Jul 1, 2016 4:15 PM
Mideast mediators questions Israel's commitment to 2 states
The Associated Press
UNITED NATIONS (AP) — International mediators trying to promote Mideast peace warned in a highly anticipated report Friday that Israel's settlement expansion is eroding the viability of a Palestinian state and raises "legitimate questions" about its commitment to a two-state solution.
The Quartet of Mideast negotiators — the U.N., U.S., European Union and Russia — also criticized the glorification of Palestinians who commit "terrorist attacks" against Israel and called on the Palestinian Authority to "act decisively" to stop incitement to violence and clearly condemn "all acts of terrorism."
While the Israeli and Palestinian leaders and the majority of people on both sides support a negotiated two-state solution, the mediators expressed serious concern that continuing on the current course "will make this prospect increasingly remote."
The Quartet called for immediate steps to reverse three trends that it says are "severely undermining hopes for peace" — Israeli settlement construction and expansion; the Palestinians' lack of unity and the illicit arms build-up and militant activity in Gaza; and continuing violence, "terrorist attacks" against civilians and incitement to violence.
Without urgent action, the Quartet warned that "a one-state reality of perpetual occupation and conflict" will become entrenched, which "is incompatible with realizing the national aspirations of both peoples."
Israel captured the West Bank, Gaza Strip and east Jerusalem in the 1967 Mideast War. It withdrew from Gaza in 2005, but nearly 600,000 Israeli settlers remain in east Jerusalem and the West Bank. The Palestinians claim all three areas for a future state, a position that has wide global support.
The Quartet, which is supposed to guide the two parties to peace, had been sidelined in peacemaking efforts, which the United States has led.
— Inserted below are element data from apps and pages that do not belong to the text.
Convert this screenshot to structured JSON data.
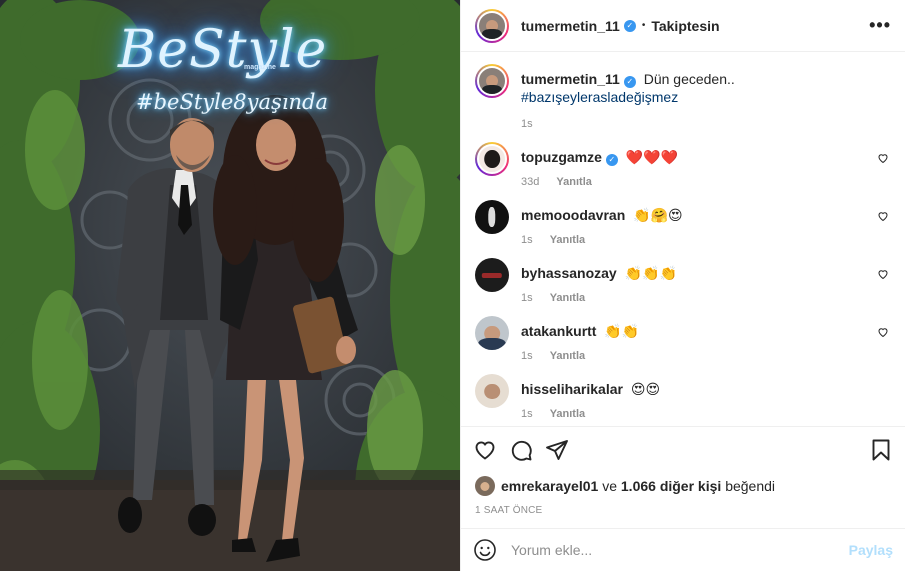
{
  "post": {
    "author": "tumermetin_11",
    "follow_status": "Takiptesin",
    "more_label": "•••"
  },
  "photo": {
    "neon_title": "BeStyle",
    "neon_small": "magazine",
    "neon_sub": "#beStyle8yaşında"
  },
  "caption": {
    "user": "tumermetin_11",
    "text": "Dün geceden..",
    "hashtag": "#bazışeylerasladeğişmez",
    "time": "1s"
  },
  "comments": [
    {
      "user": "topuzgamze",
      "verified": true,
      "text": "❤️❤️❤️",
      "time": "33d",
      "reply": "Yanıtla"
    },
    {
      "user": "memooodavran",
      "verified": false,
      "text": "👏🤗😍",
      "time": "1s",
      "reply": "Yanıtla"
    },
    {
      "user": "byhassanozay",
      "verified": false,
      "text": "👏👏👏",
      "time": "1s",
      "reply": "Yanıtla"
    },
    {
      "user": "atakankurtt",
      "verified": false,
      "text": "👏👏",
      "time": "1s",
      "reply": "Yanıtla"
    },
    {
      "user": "hisseliharikalar",
      "verified": false,
      "text": "😍😍",
      "time": "1s",
      "reply": "Yanıtla"
    }
  ],
  "likes": {
    "first_user": "emrekarayel01",
    "connector": "ve",
    "others": "1.066 diğer kişi",
    "suffix": "beğendi"
  },
  "timestamp": "1 SAAT ÖNCE",
  "add_comment": {
    "placeholder": "Yorum ekle...",
    "share_label": "Paylaş"
  },
  "icons": [
    "heart-icon",
    "comment-icon",
    "share-icon",
    "bookmark-icon",
    "emoji-icon",
    "more-icon",
    "verified-icon"
  ],
  "colors": {
    "verified": "#3897f0",
    "link": "#00376b",
    "share_disabled": "#b2dffc",
    "muted": "#8e8e8e"
  }
}
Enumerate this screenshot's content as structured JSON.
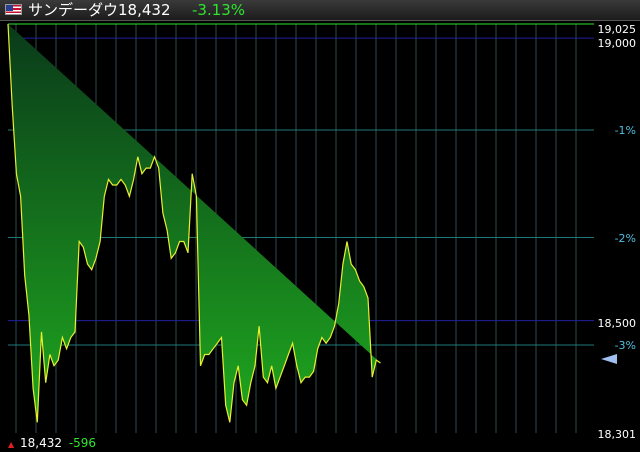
{
  "header": {
    "title": "サンデーダウ18,432",
    "change": "-3.13%"
  },
  "footer": {
    "price": "18,432",
    "change": "-596"
  },
  "colors": {
    "line": "#e8f030",
    "fill_top": "#0a3a1a",
    "fill_bottom": "#1fa81f",
    "grid_vert": "#2d4b4b",
    "pct_line": "#1e7878",
    "price_line": "#2020a0",
    "pct_label": "#4fc0e0"
  },
  "chart_data": {
    "type": "area",
    "price_labels": [
      "19,025",
      "19,000",
      "18,500",
      "18,301"
    ],
    "pct_labels": [
      "-1%",
      "-2%",
      "-3%"
    ],
    "x": [
      0,
      1,
      2,
      3,
      4,
      5,
      6,
      7,
      8,
      9,
      10,
      11,
      12,
      13,
      14,
      15,
      16,
      17,
      18,
      19,
      20,
      21,
      22,
      23,
      24,
      25,
      26,
      27,
      28,
      29,
      30,
      31,
      32,
      33,
      34,
      35,
      36,
      37,
      38,
      39,
      40,
      41,
      42,
      43,
      44,
      45,
      46,
      47,
      48,
      49,
      50,
      51,
      52,
      53,
      54,
      55,
      56,
      57,
      58,
      59,
      60,
      61,
      62,
      63,
      64,
      65,
      66,
      67,
      68,
      69,
      70,
      71,
      72,
      73,
      74,
      75,
      76,
      77,
      78,
      79,
      80,
      81,
      82,
      83,
      84,
      85,
      86,
      87,
      88,
      89,
      90,
      91,
      92,
      93,
      94,
      95,
      96,
      97,
      98,
      99,
      100,
      101,
      102,
      103,
      104,
      105,
      106,
      107,
      108,
      109,
      110,
      111,
      112,
      113,
      114,
      115,
      116,
      117,
      118,
      119,
      120,
      121,
      122,
      123,
      124,
      125,
      126,
      127,
      128,
      129,
      130,
      131,
      132,
      133,
      134,
      135,
      136,
      137,
      138,
      139,
      140
    ],
    "values": [
      19025,
      18880,
      18760,
      18720,
      18580,
      18510,
      18380,
      18320,
      18480,
      18390,
      18440,
      18420,
      18430,
      18470,
      18450,
      18470,
      18480,
      18640,
      18630,
      18600,
      18590,
      18610,
      18640,
      18720,
      18750,
      18740,
      18740,
      18750,
      18740,
      18720,
      18750,
      18790,
      18760,
      18770,
      18770,
      18790,
      18770,
      18690,
      18660,
      18610,
      18620,
      18640,
      18640,
      18620,
      18760,
      18720,
      18420,
      18440,
      18440,
      18450,
      18460,
      18470,
      18350,
      18320,
      18390,
      18420,
      18360,
      18350,
      18390,
      18420,
      18490,
      18400,
      18390,
      18420,
      18380,
      18400,
      18420,
      18440,
      18460,
      18420,
      18390,
      18400,
      18400,
      18410,
      18450,
      18470,
      18460,
      18470,
      18490,
      18530,
      18600,
      18640,
      18600,
      18590,
      18570,
      18560,
      18540,
      18400,
      18430,
      18425
    ],
    "ylim": [
      18301,
      19025
    ]
  }
}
But following Secretary of State John Kerry's failure to broker a peace agreement in April 2014, the Quartet is now trying to take on a bigger role and give efforts to reach a peace deal much broader international backing.
In a statement released with the report, the Quartet invited Israel and the Palestinians "to engage with it on implementing its recommendations and creating the conditions for the resumption of meaningful negotiations that resolve all final status issues."
Diplomats said it is significant that the United States, Israel's closest ally, was a party to the report.
U.S. State Department spokesman John Kirby said "We would be open to having the (U.N.) Security Council welcome the report."
But there is no indication the U.S. will support substantive council action, like threatening sanctions on those who fail to implement the report, which could put pressure on both sides to resume negotiations.
The initial response from the Palestinians showed no interest in engaging.
Palestinian official Saeb Erekat said the report on first reading "does not meet our expectations" because "it attempts to equalize responsibilities between a people under occupation and a foreign military occupier."
He said the Palestinians will continue to insist that all previous agreements be implemented with a time frame including "a full cessation of Israeli settlement activities." He urged the international community to support the French initiative for an international conference to spur peace efforts and the 2002 Arab peace initiative which promised peace and recognition of Israel in exchange for the creation of a Palestinian state.
Israeli Prime Minister Benjamin Netanyahu's office said the government will continue to strive for a negotiated peace based on two states for two peoples and "will discuss with the Quartet envoys ways to explore moving toward this end."
His office welcomed "the Quartet's recognition of the centrality of Palestinian incitement and violence to the perpetuation of conflict." In the 24 hours before the report was published, Palestinians carried out three attacks on Israelis leaving two dead and others wounded and the government said the Palestinians didn't condemn them, instead referring to one attacker as a "martyr."
Netanyahu's office strongly rejected "the myth that Israeli construction in the West Bank is an obstacle to peace." The government also rejected "any attempt to draw moral equivalence between construction and terrorism."
The report not only calls for an end to settlement construction but on designating land for exclusive Israeli use and denying Palestinian development.
Area C comprises 60 percent of the West Bank, including the majority of agricultural land and natural resources, and the Quartet said Israel has unilaterally taken 70 percent of the area for exclusive Israeli use.
In other recommendations, the mediators urged the Palestinians to end the rift between President Mahmoud Abbas' Fatah movement in the West Bank and the Islamic militant group Hamas in the Gaza Strip.
"Gaza and the West Bank should be reunified under a single, legitimate and democratic Palestinian authority," the Quartet said.
It called for an end to the illicit arms buildup and militant activity by Hamas and urged Israel to accelerate access and movement to and from Gaza.